Biosecurity is important in limiting the spread of more common diseases by minimizing the movement of biologic organisms (bacteria, viruses, etc.) and their vectors (infected cattle, flies, rodents, equipment, etc.) onto as well as within your operation. Biosecurity practices in cattle operations are typically much less strict than in swine or poultry facilities. However, some key points to consider include isolation of new animals/minimizing commingling of established groups of cattle, traffic control (for example, monitor who comes on-farm and where they have access) and sanitation is also very important to reduce exposure of animals (as well as humans) to potential pathogens.

3. Limit stress

Limit stress, as stressors reduce immune function and leave animals more susceptible to diseases. If the immune system is not functioning properly, animals will not have adequate response to vaccinations and will still be susceptible to those diseases. High-stress times include:

  • Weaning
  • Castration
  • Any time cattle are handled
  • Transportation

Additional factors that can cause stress include:

  • Overcrowding
  • Poor hygiene
  • Heat stress (cold stress)

4. Nutritional considerations

  • Balanced diet that supports adequate feed intake

  • Feed additives can help promote animal health and increase productivity. Many feed additives are available on the market, but some with potential health or performance benefits include phytogenics or essential oils as well as yeast-based products and probiotics

  • Limit and address anti-nutritional factors, including mycotoxins, which can negatively impact immune function and health as well as limit productivity, even at low levels of contamination. Mycotoxins are produced by various molds and can contaminate crops in the field prior to harvest or feeds once they are in storage. Monitoring feeds for contamination is part of a comprehensive mycotoxin risk management program. Cattle often present with non-specific signs during mycotoxin challenges including reduced feed intake, diarrhea, decreased average daily gains and increased incidence of secondary infections such as respiratory disease.

5. Early detection and diagnosis

Ongoing research is identifying biomarkers and test parameters which can be done cowside (chuteside at receiving, for instance) to identify high-risk or animals which are infected but not yet showing clinical signs of illness. Early identification can target treatment to these subclinically infected and high-risk animals which may prevent or limit disease spread in the herd.

This can help drive judicious antibiotic use by limiting administration to those animals with the highest risk of disease. More research is needed to identify such disease markers that are reliable and able to be measured quickly on-farm.

No single product or management practice will completely replace the potential need for antibiotics in livestock rearing because, despite our best efforts, animals still get sick, and those illnesses should be addressed accordingly.

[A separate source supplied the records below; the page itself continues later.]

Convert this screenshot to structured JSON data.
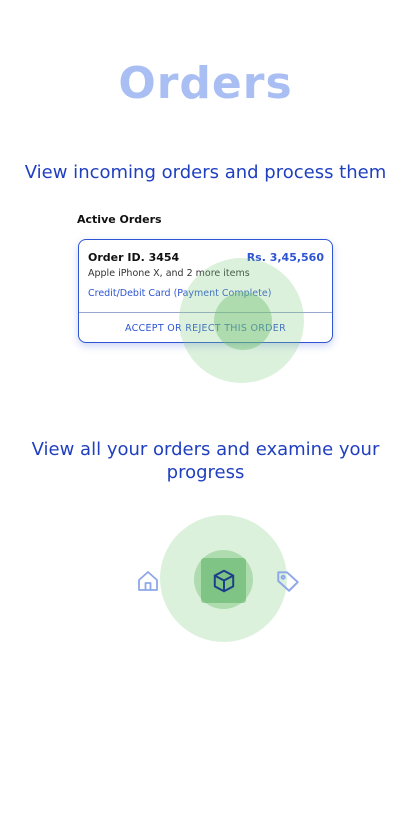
{
  "header": {
    "title": "Orders"
  },
  "sections": {
    "orders_intro": "View incoming orders and process them",
    "progress_intro": "View all your orders and examine your progress"
  },
  "active_orders": {
    "label": "Active Orders",
    "card": {
      "order_id": "Order ID. 3454",
      "amount": "Rs. 3,45,560",
      "items": "Apple iPhone X, and 2 more items",
      "payment": "Credit/Debit Card (Payment Complete)",
      "action": "ACCEPT OR REJECT THIS ORDER"
    }
  },
  "bottom_nav": {
    "items": [
      {
        "icon": "home-icon"
      },
      {
        "icon": "package-box-icon",
        "selected": true
      },
      {
        "icon": "tag-icon"
      }
    ]
  },
  "colors": {
    "accent": "#2e55d3",
    "title": "#a9bff3",
    "subtitle": "#1f3fbf",
    "touch_highlight": "#82cd82"
  }
}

Knowing your herd and the potential challenges it may face while working closely with consultants including your veterinarian and nutritionist can provide a holistic animal care approach which can help reduce the occurrence of disease and limit the need for antimicrobial interventions.  end mark

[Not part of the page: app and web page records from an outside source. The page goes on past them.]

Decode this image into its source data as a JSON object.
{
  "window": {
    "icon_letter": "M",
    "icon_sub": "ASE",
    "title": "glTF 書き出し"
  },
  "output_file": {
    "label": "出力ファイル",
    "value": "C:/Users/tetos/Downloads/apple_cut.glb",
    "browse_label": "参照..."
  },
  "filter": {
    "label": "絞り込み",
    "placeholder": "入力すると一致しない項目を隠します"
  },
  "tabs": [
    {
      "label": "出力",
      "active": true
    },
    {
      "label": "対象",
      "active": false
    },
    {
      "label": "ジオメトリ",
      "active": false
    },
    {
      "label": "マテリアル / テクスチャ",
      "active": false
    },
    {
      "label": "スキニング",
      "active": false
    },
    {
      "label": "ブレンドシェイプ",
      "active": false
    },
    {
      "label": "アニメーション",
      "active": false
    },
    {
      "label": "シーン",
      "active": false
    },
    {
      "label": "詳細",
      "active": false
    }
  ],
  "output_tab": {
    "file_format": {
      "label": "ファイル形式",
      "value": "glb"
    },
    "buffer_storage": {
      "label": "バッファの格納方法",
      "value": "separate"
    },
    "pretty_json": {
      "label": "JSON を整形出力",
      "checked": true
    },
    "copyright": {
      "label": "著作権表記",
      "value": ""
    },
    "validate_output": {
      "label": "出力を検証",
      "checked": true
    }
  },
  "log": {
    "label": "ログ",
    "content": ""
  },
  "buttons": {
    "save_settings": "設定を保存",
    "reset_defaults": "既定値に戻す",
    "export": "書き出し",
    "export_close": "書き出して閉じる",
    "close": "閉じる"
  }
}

PHOTO: The terminology and health policies involved with antibiotic use can be complicated to understand. But if producers want to protect herds wisely, they must balance antibiotic use with proper monitoring and vigilance. Staff photo.

Paige Gott